Often reviews are mistaken for publicity- and for some they are. Some reviews are about word count- is it fair to confine a two hour experience to 350-600 words? Is this the stuff of dialogue? Is this how theatre moves forward- artists develop- audiences engage? Is arts commentary destined to be confined to pithy one line grabs spilling forth a profusion of overly embellished adjectives? This is not review in the sense that this is for marketing purposes- this is more of a reflection of “Bustown.” I have been busy with all things Brand Spanking New- and so though this appears after the season of Bustown- I hope to encourage any of you who saw it to offer a “remembering” of your own. Add your comments- what do you remember- what did you love, what did you learn, what did you marvel at?

Set in outskirts/ outback Lachlan Philpott’s play exists in a place where language, nature, words and ideas collide. As we enter ATYP Studio 1, bodies are scattered- some dangling on tyre swings, some sleeping, some collapsed- a world before waking- a hum of sound- spontaenous slow motion cacophany of dream-threads which poke out beyond the sighs of the sleeping.
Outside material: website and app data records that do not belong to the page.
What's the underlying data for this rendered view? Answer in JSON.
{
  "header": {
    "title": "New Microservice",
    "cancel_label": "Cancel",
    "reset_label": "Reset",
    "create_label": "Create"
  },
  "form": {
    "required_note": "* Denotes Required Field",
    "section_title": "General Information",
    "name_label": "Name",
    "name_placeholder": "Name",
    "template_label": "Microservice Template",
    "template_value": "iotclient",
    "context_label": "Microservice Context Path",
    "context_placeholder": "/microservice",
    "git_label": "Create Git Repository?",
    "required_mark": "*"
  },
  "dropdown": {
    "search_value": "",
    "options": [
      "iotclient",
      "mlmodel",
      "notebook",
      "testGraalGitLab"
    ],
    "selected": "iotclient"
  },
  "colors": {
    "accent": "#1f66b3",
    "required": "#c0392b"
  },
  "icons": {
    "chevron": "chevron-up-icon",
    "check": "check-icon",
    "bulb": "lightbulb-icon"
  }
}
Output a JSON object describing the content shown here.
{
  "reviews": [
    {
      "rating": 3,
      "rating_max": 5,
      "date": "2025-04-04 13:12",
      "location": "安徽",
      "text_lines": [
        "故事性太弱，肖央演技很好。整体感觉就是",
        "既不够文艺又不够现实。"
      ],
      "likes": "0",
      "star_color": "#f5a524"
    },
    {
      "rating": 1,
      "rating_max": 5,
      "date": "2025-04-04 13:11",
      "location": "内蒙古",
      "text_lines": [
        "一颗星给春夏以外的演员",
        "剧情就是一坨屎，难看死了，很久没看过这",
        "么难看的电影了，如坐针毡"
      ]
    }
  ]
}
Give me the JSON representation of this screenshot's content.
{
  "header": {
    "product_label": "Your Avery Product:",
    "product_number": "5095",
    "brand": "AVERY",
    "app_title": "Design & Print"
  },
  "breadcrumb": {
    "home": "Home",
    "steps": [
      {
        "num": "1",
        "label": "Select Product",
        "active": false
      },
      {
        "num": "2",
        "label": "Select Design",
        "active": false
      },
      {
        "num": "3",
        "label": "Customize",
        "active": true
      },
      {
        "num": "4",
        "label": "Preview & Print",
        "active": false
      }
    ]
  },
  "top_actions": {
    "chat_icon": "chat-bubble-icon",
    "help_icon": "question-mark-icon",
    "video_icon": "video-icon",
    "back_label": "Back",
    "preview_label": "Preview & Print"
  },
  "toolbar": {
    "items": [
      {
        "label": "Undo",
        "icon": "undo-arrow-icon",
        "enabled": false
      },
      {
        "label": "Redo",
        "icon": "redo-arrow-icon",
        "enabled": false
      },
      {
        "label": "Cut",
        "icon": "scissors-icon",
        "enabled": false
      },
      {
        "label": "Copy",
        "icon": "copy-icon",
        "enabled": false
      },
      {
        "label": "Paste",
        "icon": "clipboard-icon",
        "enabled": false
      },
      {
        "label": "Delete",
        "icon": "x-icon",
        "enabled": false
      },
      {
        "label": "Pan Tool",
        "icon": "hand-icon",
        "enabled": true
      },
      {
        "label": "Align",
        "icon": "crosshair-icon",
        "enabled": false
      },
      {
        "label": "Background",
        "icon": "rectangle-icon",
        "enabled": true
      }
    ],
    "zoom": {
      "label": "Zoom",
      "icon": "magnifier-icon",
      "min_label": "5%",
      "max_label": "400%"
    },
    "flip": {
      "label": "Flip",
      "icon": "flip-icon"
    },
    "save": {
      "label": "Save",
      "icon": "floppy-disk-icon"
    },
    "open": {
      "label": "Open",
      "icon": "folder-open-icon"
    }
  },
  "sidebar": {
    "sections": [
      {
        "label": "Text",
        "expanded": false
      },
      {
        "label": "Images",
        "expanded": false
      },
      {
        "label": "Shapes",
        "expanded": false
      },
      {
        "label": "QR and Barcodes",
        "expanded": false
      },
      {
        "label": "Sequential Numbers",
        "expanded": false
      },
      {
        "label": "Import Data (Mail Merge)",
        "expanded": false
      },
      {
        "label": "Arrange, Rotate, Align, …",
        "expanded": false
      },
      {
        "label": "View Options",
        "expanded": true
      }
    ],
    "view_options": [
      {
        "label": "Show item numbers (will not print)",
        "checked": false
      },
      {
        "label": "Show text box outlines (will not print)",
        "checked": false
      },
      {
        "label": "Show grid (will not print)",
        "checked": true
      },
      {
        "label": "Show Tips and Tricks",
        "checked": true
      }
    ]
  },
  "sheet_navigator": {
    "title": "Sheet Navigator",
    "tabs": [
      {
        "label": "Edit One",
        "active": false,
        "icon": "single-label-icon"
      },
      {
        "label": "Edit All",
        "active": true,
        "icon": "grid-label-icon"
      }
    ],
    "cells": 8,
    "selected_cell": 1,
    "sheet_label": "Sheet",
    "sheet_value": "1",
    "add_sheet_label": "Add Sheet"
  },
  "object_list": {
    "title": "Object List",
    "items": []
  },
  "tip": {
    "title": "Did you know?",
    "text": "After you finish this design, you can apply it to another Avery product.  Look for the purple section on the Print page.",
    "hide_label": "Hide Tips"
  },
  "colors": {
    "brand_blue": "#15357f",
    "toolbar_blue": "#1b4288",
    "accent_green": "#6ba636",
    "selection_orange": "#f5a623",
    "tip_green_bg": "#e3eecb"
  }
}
Bustown- a town made from the scraps of buses- re-sued recycled- reinvented- A place in which the previously assumed to be mobile is stationary. The buses are homes- they are not started- and Sylvia Steering (Stefanie Smith) holds all the keys. This is a town of inertia- and the lives that exist there revolve around the possibility of the “driver” coming – as they wait for the driver- wait to signal the driver who will emanicpate them from the town. The alert is to be sounded by Axel (Peter Jamieson)- his responsibility to keep endless watch in the hope that he sees something.

There are plenty of facinating characters- Axel’s sister Cortina (Emily Morrison) is a bright and gutsy inventor- who is curious, strong and inspired. Cressida (Laura Turner) is a feisty young woman who yearns to escape the confines of Bustown- in defiance of her mother- and longs to understand the past. Corolla (Sarah Hansen) is a bright and curious child- who has known nothing different than the confines of Bustown- and her imaginary friend Coupe (Angela Sceats) is her delicate yet silent partner in mischief. Austin (Dean Mason) and Morris (Chris McInnes) are performers who have a lovable yet highly intuitive dog Leyland (Michael Cutrupi). A sharp tongued mother Capella (Heather Campbell). A silent young boy Cedric (Dashiell Hannoush). A robust older woman who speaks more than she should about “The Otherness” called Torana (Kate Goodfellow)- A collection of “Punkbirds” complete the ensemble in the role of chorus- (Joshua Longhurst, Max Rapley, Ellen Bailey, Sarah Bishop)- each character is rich and interesting and exists beyond the mere functionality of the story.

Amy Hardingham has lead an ensemble cast through Philpott’s multilayed and innovative script with a huge amount of humour, delicacy and inventivenes- which is beautifully complimented by lighting design by Alex Drummond, sound design by David Kirkpatrick and a spectacular set design by Tobhiyah Feller.

I am a fan of Youth Theatre… and I do not mean to make this distinction in a pejorative manner… in fact I think three pieces of performance which have been most exciting, innovative, fascinating and delicious have all been pieces which have been classified in the “youth theatre” category. And this is not a euphemism for dark heavy hitting theatre in education shows that urge young people away from experimenting with drugs and overcoming bullying at school- this is a category to indicate a specific dynamic. A dynamic which speaks to an audience on its own terms. Other spectacular pieces of this category of classification is Superperfect (Shopfront theatre) and Once and For All we’re Gonna Tell you Who we Are so Shut up and Listen (STC).

It must be acknowledged though- the definition of youth theatre does not exclude it from being relevent to the wider population- I have not been classified as youth for many years- and I absolutely loved the experience of watching Bustown unfold and reveal itself- its secrets, its truths, the yearning , the dreaming, the routines and the fears. And the ensemble handled Philpott’s poetic dynamic script with rigour and confidence- with a sense of ownership with a naturalism that lifts the stylisation of text and places it firmly in its own context.

For me, it was the heart of this piece which sounded loudest- the feel of yearning- of bravery of forging new ground of going above and beyond the known and the normalised- the urgency to live life and to passionately engage with that which is “the Otherness”- the call to not capitulate or accept what is but reach beyond into what could be.

Congratulations to ATYP , to the ensemble the crew, Amy Hardingham and Lachaln Philpott for going above and beyond- for being brave- because it was completely worth it.